Recorded data:
○ ○ ○ ○ ○

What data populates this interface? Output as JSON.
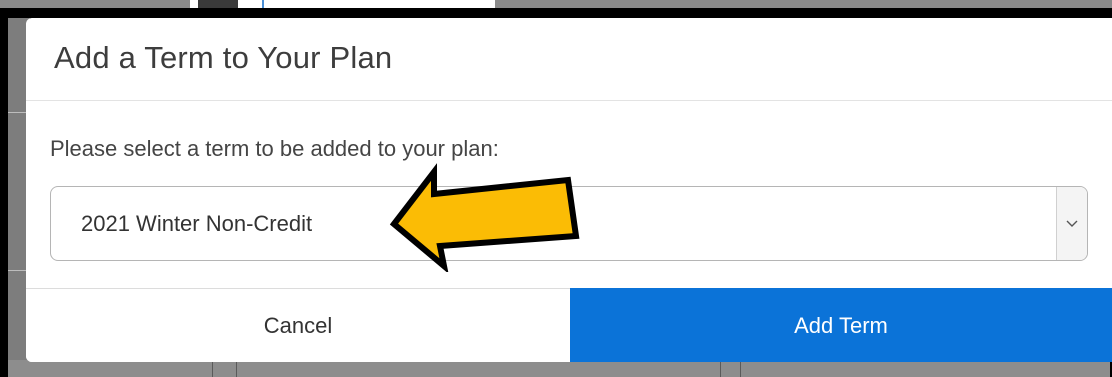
{
  "modal": {
    "title": "Add a Term to Your Plan",
    "prompt": "Please select a term to be added to your plan:",
    "term_select": {
      "selected_value": "2021 Winter Non-Credit"
    },
    "buttons": {
      "cancel_label": "Cancel",
      "add_label": "Add Term"
    }
  },
  "icons": {
    "select_caret": "chevron-down-icon",
    "annotation": "arrow-left-icon"
  },
  "colors": {
    "primary_button": "#0b73d8",
    "annotation_arrow_fill": "#fbbc05",
    "annotation_arrow_stroke": "#000000"
  }
}
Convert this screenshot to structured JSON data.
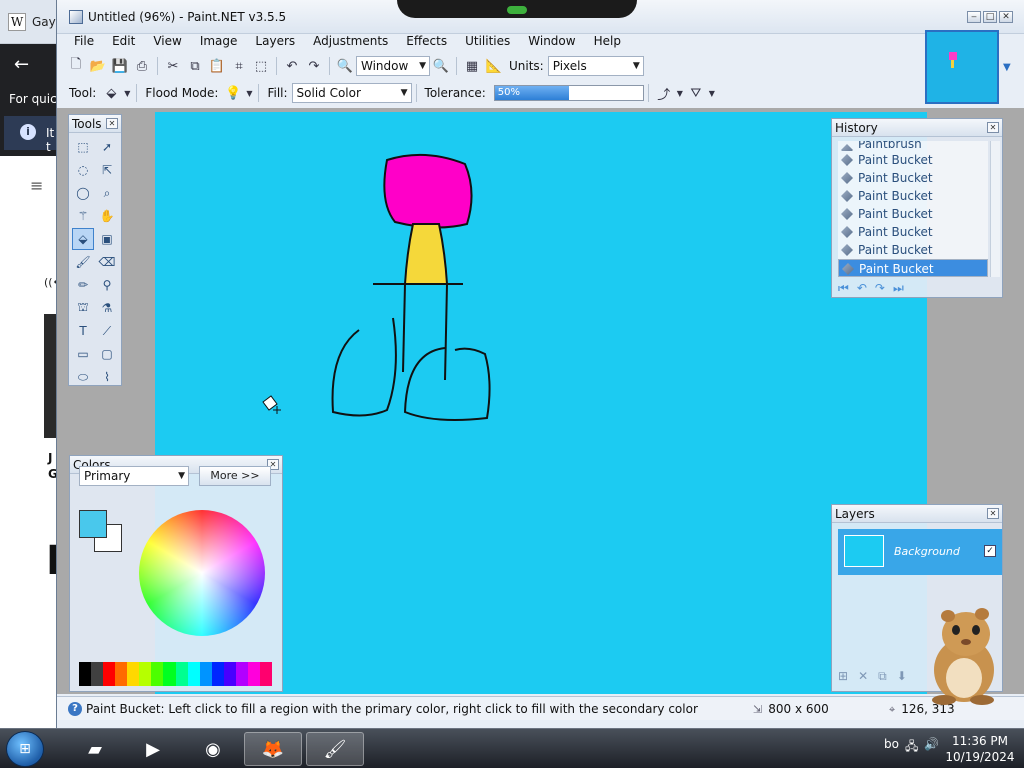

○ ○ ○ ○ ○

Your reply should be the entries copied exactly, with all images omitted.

What data populates this interface? Output as JSON.
{
  "modal": {
    "title": "Add a Term to Your Plan",
    "prompt": "Please select a term to be added to your plan:",
    "term_select": {
      "selected_value": "2021 Winter Non-Credit"
    },
    "buttons": {
      "cancel_label": "Cancel",
      "add_label": "Add Term"
    }
  },
  "icons": {
    "select_caret": "chevron-down-icon",
    "annotation": "arrow-left-icon"
  },
  "colors": {
    "primary_button": "#0b73d8",
    "annotation_arrow_fill": "#fbbc05",
    "annotation_arrow_stroke": "#000000"
  }
}
Convert this screenshot to structured JSON data.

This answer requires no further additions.